## TO DO
Could you retype the records below exactly as they appear, skipping any pictures?
----- MATERIAL PROVIDED -----
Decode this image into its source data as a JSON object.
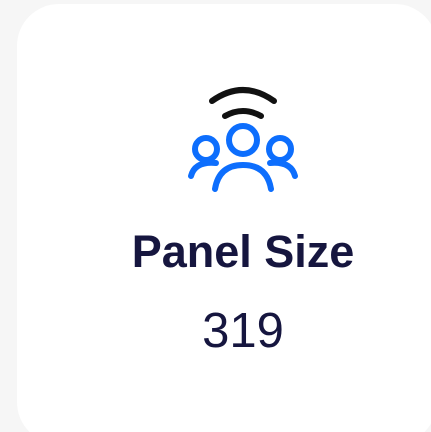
{
  "card": {
    "title": "Panel Size",
    "value": "319",
    "icon": "people-broadcast-icon"
  },
  "colors": {
    "background": "#f6f6f6",
    "card": "#ffffff",
    "text": "#16163f",
    "icon_primary": "#0d6efd",
    "icon_signal": "#111111"
  }
}
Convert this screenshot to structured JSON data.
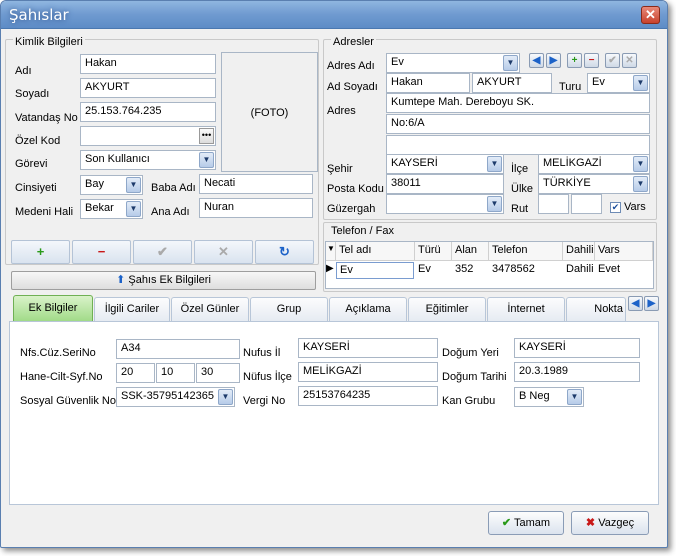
{
  "window": {
    "title": "Şahıslar",
    "close_glyph": "✕"
  },
  "kimlik": {
    "group_title": "Kimlik Bilgileri",
    "labels": {
      "adi": "Adı",
      "soyadi": "Soyadı",
      "vatandas_no": "Vatandaş No",
      "ozel_kod": "Özel Kod",
      "gorevi": "Görevi",
      "cinsiyeti": "Cinsiyeti",
      "medeni_hali": "Medeni Hali",
      "baba_adi": "Baba Adı",
      "ana_adi": "Ana Adı"
    },
    "values": {
      "adi": "Hakan",
      "soyadi": "AKYURT",
      "vatandas_no": "25.153.764.235",
      "ozel_kod": "",
      "gorevi": "Son Kullanıcı",
      "cinsiyeti": "Bay",
      "medeni_hali": "Bekar",
      "baba_adi": "Necati",
      "ana_adi": "Nuran"
    },
    "foto": "(FOTO)",
    "ek_bilgiler_button": "Şahıs Ek Bilgileri"
  },
  "adresler": {
    "group_title": "Adresler",
    "labels": {
      "adres_adi": "Adres Adı",
      "ad_soyadi": "Ad Soyadı",
      "turu": "Turu",
      "adres": "Adres",
      "sehir": "Şehir",
      "ilce": "İlçe",
      "posta_kodu": "Posta Kodu",
      "ulke": "Ülke",
      "guzergah": "Güzergah",
      "rut": "Rut",
      "vars": "Vars"
    },
    "values": {
      "adres_adi": "Ev",
      "ad": "Hakan",
      "soyad": "AKYURT",
      "turu": "Ev",
      "adres_1": "Kumtepe Mah. Dereboyu SK.",
      "adres_2": "No:6/A",
      "adres_3": "",
      "sehir": "KAYSERİ",
      "ilce": "MELİKGAZİ",
      "posta_kodu": "38011",
      "ulke": "TÜRKİYE",
      "guzergah": "",
      "rut_1": "",
      "rut_2": "",
      "vars_checked": "✔"
    }
  },
  "telefon": {
    "group_title": "Telefon / Fax",
    "columns": [
      "Tel adı",
      "Türü",
      "Alan",
      "Telefon",
      "Dahili",
      "Vars"
    ],
    "rows": [
      [
        "Ev",
        "Ev",
        "352",
        "3478562",
        "Dahili",
        "Evet"
      ]
    ]
  },
  "tabs": [
    "Ek Bilgiler",
    "İlgili Cariler",
    "Özel Günler",
    "Grup",
    "Açıklama",
    "Eğitimler",
    "İnternet",
    "Nokta"
  ],
  "ek_bilgiler": {
    "labels": {
      "nfs": "Nfs.Cüz.SeriNo",
      "hane": "Hane-Cilt-Syf.No",
      "sgk": "Sosyal Güvenlik No",
      "nufus_il": "Nufus İl",
      "nufus_ilce": "Nüfus İlçe",
      "vergi_no": "Vergi No",
      "dogum_yeri": "Doğum Yeri",
      "dogum_tarihi": "Doğum Tarihi",
      "kan_grubu": "Kan Grubu"
    },
    "values": {
      "nfs": "A34",
      "hane_1": "20",
      "hane_2": "10",
      "hane_3": "30",
      "sgk": "SSK-35795142365",
      "nufus_il": "KAYSERİ",
      "nufus_ilce": "MELİKGAZİ",
      "vergi_no": "25153764235",
      "dogum_yeri": "KAYSERİ",
      "dogum_tarihi": "20.3.1989",
      "kan_grubu": "B Neg"
    }
  },
  "buttons": {
    "ok": "Tamam",
    "cancel": "Vazgeç"
  }
}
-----
## EXERCISE ANSWER
Decode this image into its source data as a JSON object.
{
  "card": {
    "title": "Panel Size",
    "value": "319",
    "icon": "people-broadcast-icon"
  },
  "colors": {
    "background": "#f6f6f6",
    "card": "#ffffff",
    "text": "#16163f",
    "icon_primary": "#0d6efd",
    "icon_signal": "#111111"
  }
}
Convert this screenshot to structured JSON data.
{
  "window": {
    "title": "Şahıslar",
    "close_glyph": "✕"
  },
  "kimlik": {
    "group_title": "Kimlik Bilgileri",
    "labels": {
      "adi": "Adı",
      "soyadi": "Soyadı",
      "vatandas_no": "Vatandaş No",
      "ozel_kod": "Özel Kod",
      "gorevi": "Görevi",
      "cinsiyeti": "Cinsiyeti",
      "medeni_hali": "Medeni Hali",
      "baba_adi": "Baba Adı",
      "ana_adi": "Ana Adı"
    },
    "values": {
      "adi": "Hakan",
      "soyadi": "AKYURT",
      "vatandas_no": "25.153.764.235",
      "ozel_kod": "",
      "gorevi": "Son Kullanıcı",
      "cinsiyeti": "Bay",
      "medeni_hali": "Bekar",
      "baba_adi": "Necati",
      "ana_adi": "Nuran"
    },
    "foto": "(FOTO)",
    "ek_bilgiler_button": "Şahıs Ek Bilgileri"
  },
  "adresler": {
    "group_title": "Adresler",
    "labels": {
      "adres_adi": "Adres Adı",
      "ad_soyadi": "Ad Soyadı",
      "turu": "Turu",
      "adres": "Adres",
      "sehir": "Şehir",
      "ilce": "İlçe",
      "posta_kodu": "Posta Kodu",
      "ulke": "Ülke",
      "guzergah": "Güzergah",
      "rut": "Rut",
      "vars": "Vars"
    },
    "values": {
      "adres_adi": "Ev",
      "ad": "Hakan",
      "soyad": "AKYURT",
      "turu": "Ev",
      "adres_1": "Kumtepe Mah. Dereboyu SK.",
      "adres_2": "No:6/A",
      "adres_3": "",
      "sehir": "KAYSERİ",
      "ilce": "MELİKGAZİ",
      "posta_kodu": "38011",
      "ulke": "TÜRKİYE",
      "guzergah": "",
      "rut_1": "",
      "rut_2": "",
      "vars_checked": "✔"
    }
  },
  "telefon": {
    "group_title": "Telefon / Fax",
    "columns": [
      "Tel adı",
      "Türü",
      "Alan",
      "Telefon",
      "Dahili",
      "Vars"
    ],
    "rows": [
      [
        "Ev",
        "Ev",
        "352",
        "3478562",
        "Dahili",
        "Evet"
      ]
    ]
  },
  "tabs": [
    "Ek Bilgiler",
    "İlgili Cariler",
    "Özel Günler",
    "Grup",
    "Açıklama",
    "Eğitimler",
    "İnternet",
    "Nokta"
  ],
  "ek_bilgiler": {
    "labels": {
      "nfs": "Nfs.Cüz.SeriNo",
      "hane": "Hane-Cilt-Syf.No",
      "sgk": "Sosyal Güvenlik No",
      "nufus_il": "Nufus İl",
      "nufus_ilce": "Nüfus İlçe",
      "vergi_no": "Vergi No",
      "dogum_yeri": "Doğum Yeri",
      "dogum_tarihi": "Doğum Tarihi",
      "kan_grubu": "Kan Grubu"
    },
    "values": {
      "nfs": "A34",
      "hane_1": "20",
      "hane_2": "10",
      "hane_3": "30",
      "sgk": "SSK-35795142365",
      "nufus_il": "KAYSERİ",
      "nufus_ilce": "MELİKGAZİ",
      "vergi_no": "25153764235",
      "dogum_yeri": "KAYSERİ",
      "dogum_tarihi": "20.3.1989",
      "kan_grubu": "B Neg"
    }
  },
  "buttons": {
    "ok": "Tamam",
    "cancel": "Vazgeç"
  }
}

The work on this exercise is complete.